VA’s first drag show celebrates all veterans

Jonathan Kaupanger
September 17, 2018 - 12:05 pm

Photo by Photography by Kimberly


The gauntlet has been thrown down at the Vermont VAMC.  And surprisingly, it’s an elbow-length, white opera glove, dripping with fake jewels.

Charisma, uniqueness, nerve and talent aren’t usually traits you get judged on at Veterans Affairs. That is, unless you were one of the few lucky veterans attending 'Queens, Queers & Camo,' a drag cabaret benefiting LGBTQ veterans in Vermont. 

“I do recognize that it was a risk,” says Calvin Smith.  Smith is a social worker with VA’s homeless program in Manchester, New Hampshire, but previously worked as a LGBTQ Veteran Care Coordinator in Vermont.  He’s also a veteran and - for one night only - performed as Ms. Brittney Queers.  “My sexual orientation is straight.  So part of this was just showing that this community isn’t just about sexual orientation.  It’s about lots of things and being colorful in lots of ways.  And then I should also say this was my debut and retirement performance all in one. “

“For some of those veterans, it was way outside their comfort zone,” says Smith.  About a half-dozen veterans who attended the drag show had never been to one and never thought they would either. 

“I would say that two-hour time frame of attending a drag show, just experiencing it for themselves did far more than any book they could have read, any training they could have taken and that’s what this is all about,” says Smith.  “For them, they walked away from the experience with an entirely different conception of what the word queer means than what they went in with.”

Changing culture and people’s minds isn’t easy.   LGBTQ Veteran Care Coordinators are a relatively new thing at VA, only introduced in 2015.   But they are now in every medical center. It’s their dual job to help LGBTQ veterans manage the VA system and to show that VA is there for veterans of all sexual orientation.

Photo by Photography by Kimberly

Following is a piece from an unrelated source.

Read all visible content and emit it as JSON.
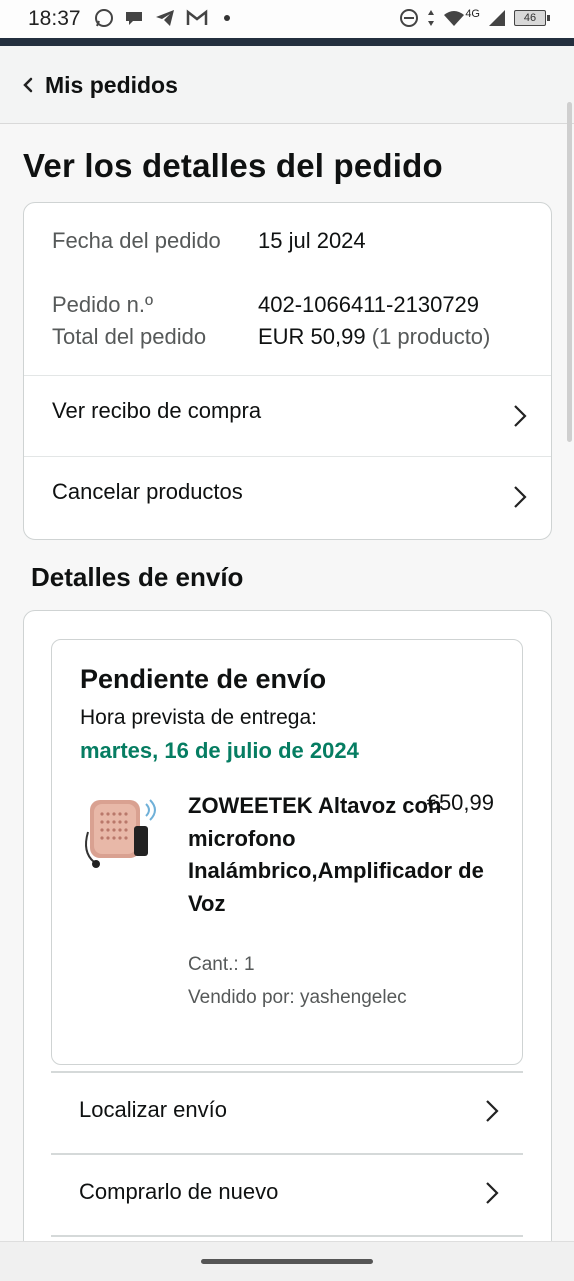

“The seeds have been created at each of the medical centers,” says Smith.  “They’re growing to different extents and in different ways.”  Smith says some medical centers have really run with this concept.  He points out the Cleveland VAMC’s transgender clinic as proof of this.  “Some are far along in some ways, and then other hospitals that are just not that far along.  I kind of like that though, it’s been very organic the way those positions have evolved.”

Read about Cleveland VAMC's Gender Identity Veteran Experience Clinic

While at Vermont, Smith and his coworkers wanted to publicize that VA supported LGBTQ veterans.  They scheduled community events to build relationships and start the process of changing the perception of who veterans are.

“And as you can imagine, that was a big obstacle,” says Smith.  “Most people think of the VA as the military.  They don’t realize there’s a difference between the two.  So just doing events like that was important, it allowed us to have those conversations with people.  Gay vets are very welcome at the VA they aren’t going to lose their benefits and there’s no risk that they will be discriminated against and if they are, there’s this program that’s meant to advocate for them.”

So, how do you create an opportunity to expose people to what queer culture is and have fun at the same time?  For Smith, who identifies as a straight male, the answer was easy and “Queens, Queers and Camo” was born.

Putting on a drag show fell into place easily. A community partner provided the space.  They booked a headliner, Ms. Joslyn Fox from season 6 of RuPaul’s Drag Race, plus local amateur talent.  Once the event was posted, tickets sold out in a week. The event turned out to be exactly what they hoped for, bringing in people from all walks of life, all ages and all kinds of identities. 

Photo by Photography by Kimberly

Besides changing how some people think, the event was a success on a more basic level.  After the performers and bills were paid, a donation of $500 was made in the name of the LGBT program at the VAMC.  The medical center will use the money for outreach materials and other things that they normally wouldn’t have been able to do.

Smith hopesthe drag race will become an annual event.  He also thinks other medical centers should try it as well.  “It’s celebrating who people are,” says Smith.  “Encouraging people to be themselves at the VA and everywhere in their life!”

Connecting Vets has recently learned that another VAMC is contemplating copying the Vermont event.  Would Smith be willing to resurrect Brittney Queers?  “Yeah!  Heck yeah, I’d do that,” he says. “Oh, I think that’s beautiful.  Yeah, more!” 

            Contact us about this article or share your story at